Researchers have explored the link between gum disease and health complications. Gum disease, the inflammation of the gums, starts when dental plaque builds around teeth. There are over 1000 bacteria in dental plaque, which, if left to breed, can cause cavities, gingivitis, and periodontal disease. Periodontal disease, in turn, can cause health complications, such as:
Blood Vessel Disease
A different type of plaque, made of cholesterol, calcium, fat, and other blood substances, can build up inside arteries, known as atherosclerosis. This fatty plaque can cause coronary artery disease, narrowing or limiting blood flow to the heart.
People with gum disease are 2 to 3 times more likely to have a heart attack and other serious cardiovascular diseases. Not everyone with gum disease has heart problems, and many people with heart disease have healthy gums.
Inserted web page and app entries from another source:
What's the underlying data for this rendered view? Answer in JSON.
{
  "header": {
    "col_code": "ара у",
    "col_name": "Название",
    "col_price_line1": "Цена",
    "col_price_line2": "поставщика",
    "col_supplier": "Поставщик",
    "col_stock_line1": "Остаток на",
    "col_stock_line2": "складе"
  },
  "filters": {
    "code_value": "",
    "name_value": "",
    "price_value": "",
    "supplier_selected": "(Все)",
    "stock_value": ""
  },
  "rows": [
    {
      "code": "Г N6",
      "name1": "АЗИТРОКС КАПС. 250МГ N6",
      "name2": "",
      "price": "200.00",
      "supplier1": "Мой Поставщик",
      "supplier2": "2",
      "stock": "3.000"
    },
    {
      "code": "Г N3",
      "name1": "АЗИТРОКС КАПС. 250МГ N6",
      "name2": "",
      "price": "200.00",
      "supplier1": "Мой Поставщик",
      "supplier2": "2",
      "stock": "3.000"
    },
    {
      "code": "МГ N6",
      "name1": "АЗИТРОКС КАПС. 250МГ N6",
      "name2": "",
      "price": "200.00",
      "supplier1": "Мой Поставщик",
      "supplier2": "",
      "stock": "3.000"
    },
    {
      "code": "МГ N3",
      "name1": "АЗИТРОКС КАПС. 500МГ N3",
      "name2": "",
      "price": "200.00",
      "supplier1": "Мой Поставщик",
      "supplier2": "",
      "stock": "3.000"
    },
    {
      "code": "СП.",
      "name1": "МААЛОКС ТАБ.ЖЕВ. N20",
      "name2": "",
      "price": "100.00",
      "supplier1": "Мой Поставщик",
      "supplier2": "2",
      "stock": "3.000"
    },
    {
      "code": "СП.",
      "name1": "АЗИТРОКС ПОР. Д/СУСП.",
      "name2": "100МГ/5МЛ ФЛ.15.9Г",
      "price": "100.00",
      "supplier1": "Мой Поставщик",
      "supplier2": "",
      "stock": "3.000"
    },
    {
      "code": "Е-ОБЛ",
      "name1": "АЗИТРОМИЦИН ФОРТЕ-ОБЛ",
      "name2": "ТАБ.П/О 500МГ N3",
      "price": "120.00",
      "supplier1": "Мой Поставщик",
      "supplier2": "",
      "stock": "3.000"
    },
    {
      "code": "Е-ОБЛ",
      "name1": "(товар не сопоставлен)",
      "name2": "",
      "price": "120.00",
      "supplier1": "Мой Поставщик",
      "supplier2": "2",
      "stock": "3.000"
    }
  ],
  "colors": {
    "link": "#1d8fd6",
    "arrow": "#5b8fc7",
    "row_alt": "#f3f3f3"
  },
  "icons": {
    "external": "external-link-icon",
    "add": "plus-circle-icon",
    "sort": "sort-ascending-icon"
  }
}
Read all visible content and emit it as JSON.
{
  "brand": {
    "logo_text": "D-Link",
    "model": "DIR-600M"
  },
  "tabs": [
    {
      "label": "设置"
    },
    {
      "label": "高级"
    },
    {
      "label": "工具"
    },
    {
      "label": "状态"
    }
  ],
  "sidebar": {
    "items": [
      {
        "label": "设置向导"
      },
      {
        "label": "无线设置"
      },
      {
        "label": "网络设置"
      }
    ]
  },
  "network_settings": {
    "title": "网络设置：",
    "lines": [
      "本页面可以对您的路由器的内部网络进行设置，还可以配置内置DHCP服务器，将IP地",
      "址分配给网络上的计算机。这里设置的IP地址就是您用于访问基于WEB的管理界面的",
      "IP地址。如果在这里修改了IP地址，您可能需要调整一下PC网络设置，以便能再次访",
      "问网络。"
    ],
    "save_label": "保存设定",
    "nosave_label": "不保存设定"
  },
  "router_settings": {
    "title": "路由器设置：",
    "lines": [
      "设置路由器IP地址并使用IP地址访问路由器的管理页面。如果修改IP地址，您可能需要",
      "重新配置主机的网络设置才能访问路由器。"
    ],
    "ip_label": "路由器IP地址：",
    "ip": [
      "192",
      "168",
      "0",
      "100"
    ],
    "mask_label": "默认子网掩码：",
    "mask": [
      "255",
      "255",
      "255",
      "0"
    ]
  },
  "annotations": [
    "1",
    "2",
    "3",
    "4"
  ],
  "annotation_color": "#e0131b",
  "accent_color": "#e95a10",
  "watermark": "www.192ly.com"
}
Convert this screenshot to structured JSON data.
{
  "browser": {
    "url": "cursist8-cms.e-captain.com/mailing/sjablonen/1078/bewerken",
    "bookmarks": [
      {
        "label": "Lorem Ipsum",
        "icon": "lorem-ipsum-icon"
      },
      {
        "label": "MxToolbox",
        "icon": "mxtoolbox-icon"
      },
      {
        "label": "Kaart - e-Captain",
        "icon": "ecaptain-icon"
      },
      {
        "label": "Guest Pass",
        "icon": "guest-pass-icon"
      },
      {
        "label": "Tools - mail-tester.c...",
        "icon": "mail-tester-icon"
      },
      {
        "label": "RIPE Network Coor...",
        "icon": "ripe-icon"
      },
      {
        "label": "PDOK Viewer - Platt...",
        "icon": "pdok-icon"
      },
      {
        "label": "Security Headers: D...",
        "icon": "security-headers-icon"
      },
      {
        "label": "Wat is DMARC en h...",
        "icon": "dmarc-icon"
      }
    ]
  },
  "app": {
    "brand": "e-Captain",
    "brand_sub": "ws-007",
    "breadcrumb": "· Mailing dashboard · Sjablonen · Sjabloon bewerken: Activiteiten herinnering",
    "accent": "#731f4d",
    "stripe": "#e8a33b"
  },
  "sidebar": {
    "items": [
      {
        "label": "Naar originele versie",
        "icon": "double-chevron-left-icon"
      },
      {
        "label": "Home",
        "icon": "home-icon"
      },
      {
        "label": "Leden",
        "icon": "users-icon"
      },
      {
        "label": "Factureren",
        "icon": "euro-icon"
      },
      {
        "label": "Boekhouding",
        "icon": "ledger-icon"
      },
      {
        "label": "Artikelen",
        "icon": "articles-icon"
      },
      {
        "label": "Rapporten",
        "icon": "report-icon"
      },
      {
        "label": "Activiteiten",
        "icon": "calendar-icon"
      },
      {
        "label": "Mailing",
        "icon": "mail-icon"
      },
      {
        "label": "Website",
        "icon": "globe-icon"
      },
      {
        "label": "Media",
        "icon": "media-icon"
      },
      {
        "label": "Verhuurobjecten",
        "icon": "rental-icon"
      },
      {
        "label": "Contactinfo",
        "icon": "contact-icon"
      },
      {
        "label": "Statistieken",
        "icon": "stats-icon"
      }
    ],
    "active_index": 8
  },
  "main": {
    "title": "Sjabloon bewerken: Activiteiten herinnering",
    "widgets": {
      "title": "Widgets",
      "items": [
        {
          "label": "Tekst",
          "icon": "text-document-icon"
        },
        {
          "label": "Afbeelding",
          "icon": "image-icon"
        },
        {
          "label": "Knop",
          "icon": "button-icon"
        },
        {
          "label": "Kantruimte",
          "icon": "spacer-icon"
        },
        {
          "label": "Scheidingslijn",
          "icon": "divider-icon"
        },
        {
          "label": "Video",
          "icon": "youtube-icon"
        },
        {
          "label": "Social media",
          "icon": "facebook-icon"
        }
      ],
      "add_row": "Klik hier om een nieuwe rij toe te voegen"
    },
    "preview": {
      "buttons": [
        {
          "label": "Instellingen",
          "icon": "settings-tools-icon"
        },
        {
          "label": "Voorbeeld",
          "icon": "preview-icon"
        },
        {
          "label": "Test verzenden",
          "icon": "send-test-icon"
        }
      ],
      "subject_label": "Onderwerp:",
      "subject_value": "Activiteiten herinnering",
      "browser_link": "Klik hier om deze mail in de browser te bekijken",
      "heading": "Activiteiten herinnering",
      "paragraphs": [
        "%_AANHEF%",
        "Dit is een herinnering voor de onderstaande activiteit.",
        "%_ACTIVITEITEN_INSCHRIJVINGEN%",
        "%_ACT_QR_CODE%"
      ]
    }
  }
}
Periodontal disease, the inflammation in the gums and bacteria, can cause narrowing of essential arteries, increasing heart disease risk. To date, there is no evidence that treating gum disease will prevent heart disease and its complications, but the link between the two conditions is compelling enough.
Practicing good oral hygiene such as brushing twice and flossing once a day can reverse an early stage of gum disease, known as gingivitis. Untreated gingivitis can lead to periodontal disease, causing receding gums and eventually make the tooth loosen and fall out.
The research abstracts given at the American Stroke Association’s International Stroke Conference prove that periodontal disease heightens the threat of strokes. This is a result of the hardening of the brain’s large arteries and severe asymptomatic artery blockages.
The research found that:
Research states that people with gum disease had a higher risk of stroke due to intracranial atherosclerosis than those without gum disease. The research concluded that gum disease treatment could reduce your risk of developing stroke by improving control over its risk factors such as diabetes, cholesterol, and high blood pressure.
Research has found that people aged over 70 with chronic gum disease were 70% more likely to develop Alzheimer’s disease than those without periodontitis. The study concluded that chronic periodontitis might play a crucial role in developing Alzheimer’s disease. Therefore, it is essential to prevent the progression of periodontal disease to maintain your physical health. Lately, studies have also connected periodontal disease to a reduction in cognitive ability.
Poor oral hygiene is the major risk factor for periodontal disease. Schedule an appointment with our dentist in West Des Moines to learn more about what you can do to practice good oral hygiene. Our periodontist can help you identify early signs of gum disease and treat them accordingly.